Best student practices

 

How to revise and correct your own work: This ability is known as the very essence of education. The effort to revise and perfect your work can bring up panic and fear or it can inspire you to excellence. See the College Writing and Editing page.

How to build realistic self-esteem: If you break the habit of comparing yourself to others, you are on the way. Realistic self-esteem never looks down at anyone, nor does it idolize anyone. You have abilities to be excellent that are not the same of those of others. Find out what they are and forget about other people’s abilities as compared to yours.

How to feel empowered in society: Know yourself! Know your abilities and you’ll find many ways to be productive. You’ll never be lacking; you’ll never feel like a victim.

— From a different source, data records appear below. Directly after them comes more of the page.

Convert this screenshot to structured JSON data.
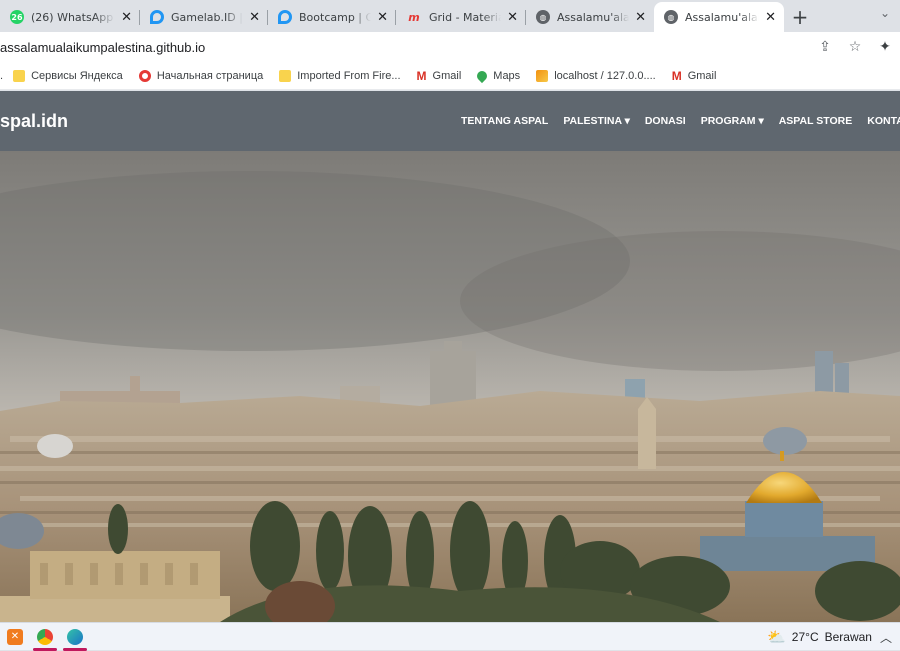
{
  "browser": {
    "tabs": [
      {
        "title": "(26) WhatsApp",
        "badge": "26",
        "icon": "whatsapp-icon",
        "color": "#25d366"
      },
      {
        "title": "Gamelab.ID | C",
        "icon": "gamelab-icon",
        "color": "#2196f3"
      },
      {
        "title": "Bootcamp | Ga",
        "icon": "bootcamp-icon",
        "color": "#2196f3"
      },
      {
        "title": "Grid - Material",
        "icon": "materialize-icon",
        "color": "#e53935"
      },
      {
        "title": "Assalamu'alaik",
        "icon": "globe-icon",
        "color": "#5f6368"
      },
      {
        "title": "Assalamu'alaik",
        "icon": "globe-icon",
        "color": "#5f6368",
        "active": true
      }
    ],
    "new_tab": "+",
    "url": "assalamualaikumpalestina.github.io",
    "bookmarks": [
      {
        "label": "Сервисы Яндекса",
        "icon": "folder-icon",
        "color": "#f9d34d"
      },
      {
        "label": "Начальная страница",
        "icon": "opera-icon",
        "color": "#e53935"
      },
      {
        "label": "Imported From Fire...",
        "icon": "folder-icon",
        "color": "#f9d34d"
      },
      {
        "label": "Gmail",
        "icon": "gmail-icon",
        "color": "#d93025"
      },
      {
        "label": "Maps",
        "icon": "maps-icon",
        "color": "#34a853"
      },
      {
        "label": "localhost / 127.0.0....",
        "icon": "phpmyadmin-icon",
        "color": "#f29111"
      },
      {
        "label": "Gmail",
        "icon": "gmail-icon",
        "color": "#d93025"
      }
    ]
  },
  "site": {
    "brand": "spal.idn",
    "nav": [
      {
        "label": "TENTANG ASPAL"
      },
      {
        "label": "PALESTINA ▾"
      },
      {
        "label": "DONASI"
      },
      {
        "label": "PROGRAM ▾"
      },
      {
        "label": "ASPAL STORE"
      },
      {
        "label": "KONTA"
      }
    ],
    "navbar_color": "#5f676f"
  },
  "taskbar": {
    "weather_temp": "27°C",
    "weather_text": "Berawan"
  }
}
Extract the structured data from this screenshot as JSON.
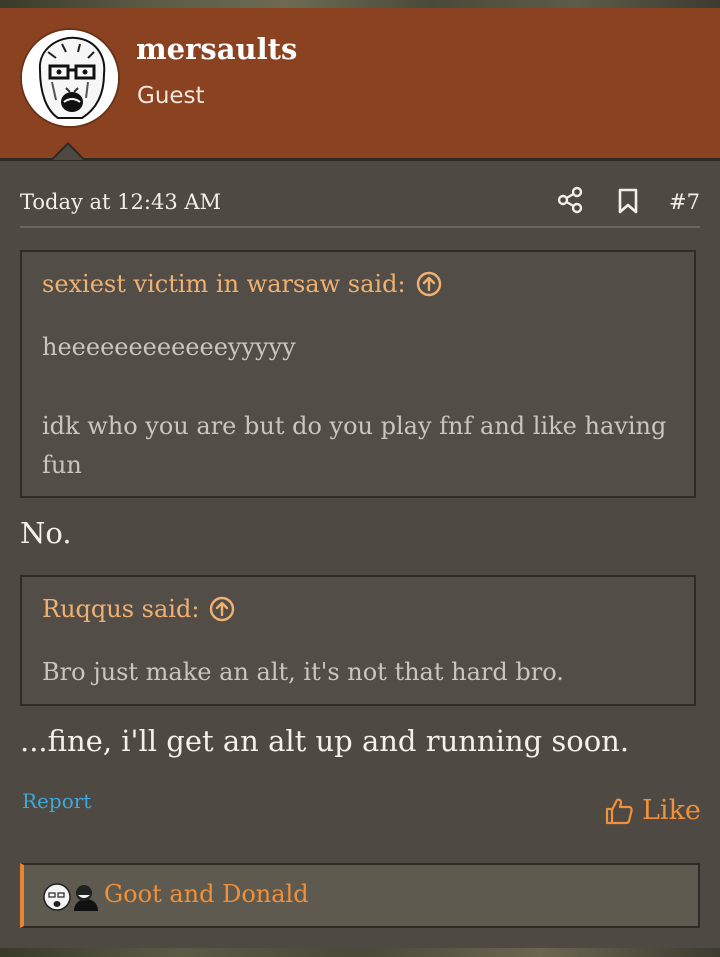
{
  "user": {
    "name": "mersaults",
    "title": "Guest",
    "avatar_icon": "wojak-avatar-icon"
  },
  "post": {
    "timestamp": "Today at 12:43 AM",
    "number": "#7"
  },
  "quotes": [
    {
      "attribution": "sexiest victim in warsaw said:",
      "lines": [
        "heeeeeeeeeeeeyyyyy",
        "idk who you are but do you play fnf and like having fun"
      ]
    },
    {
      "attribution": "Ruqqus said:",
      "lines": [
        "Bro just make an alt, it's not that hard bro."
      ]
    }
  ],
  "replies": [
    "No.",
    "...fine, i'll get an alt up and running soon."
  ],
  "actions": {
    "report": "Report",
    "like": "Like"
  },
  "reactions": {
    "text": "Goot and Donald"
  },
  "colors": {
    "header": "#8b4220",
    "background": "#4e4a43",
    "quote_attr": "#f0b072",
    "accent": "#f0903a",
    "link": "#3ea8d8"
  }
}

You’ll use your setbacks as stepping stones.

 

Our Thesis about the Nature of Teaching and Learning

o Students have far more potential than they are usually told.
o Students are often distracted from their potential by irrelevant studies as well as by peer pressure, “drama,” work/income pressure, social media, entertainment, and consumer products.
o Students who make the commitment to focus on Self-Actualized Learning can navigate the minefield of irrelevance and make their best vision of themselves REAL.
o Students know more than they think they know, and they can trust their intuition as well as their ordinary thought processes.
o Students can take charge of their own ATTITUDES and change any that no longer serve them.
o Rational thinking is not always rational; it is clouded by conditioning, tradition, fear, mis-education, etc. “Rationalization” (making something that is untrue look rational) is an attitude that unfortunately may be more common than truth-seeking.

o Students can make good decisions by trusting their intuition & positive emotions. Positive emotion is based on love of self and others, and is impossible to distort or exploit. Genuine love doesn’t lie or try to control others.

VALUABLE INFO FROM KEN BAIN’S EIGHT POINTS OF ADVICE IF YOU WOULD CHOOSE TO BE ONE OF THE BEST COLLEGE STUDENTS
From his book What the Best College Students Do, a quality guidebook for getting the most out of your college experience
There are three types of learners: surface, who do as little as possible to get by; strategic, who aim for top grades rather than true understanding; and deep learners, who leave college with a real, rich education.
How many of the following are you doing?

  1. Pursue passion, not A’s.
  2. Get comfortable with failure.
  3. Make a personal connection to your studies.
  4. Read and think actively.
  5. Ask big questions.
  6. Cultivate empathy for others.
  7. Set goals (a vision of yourself) and make them real.
  8. Find a way to contribute to others.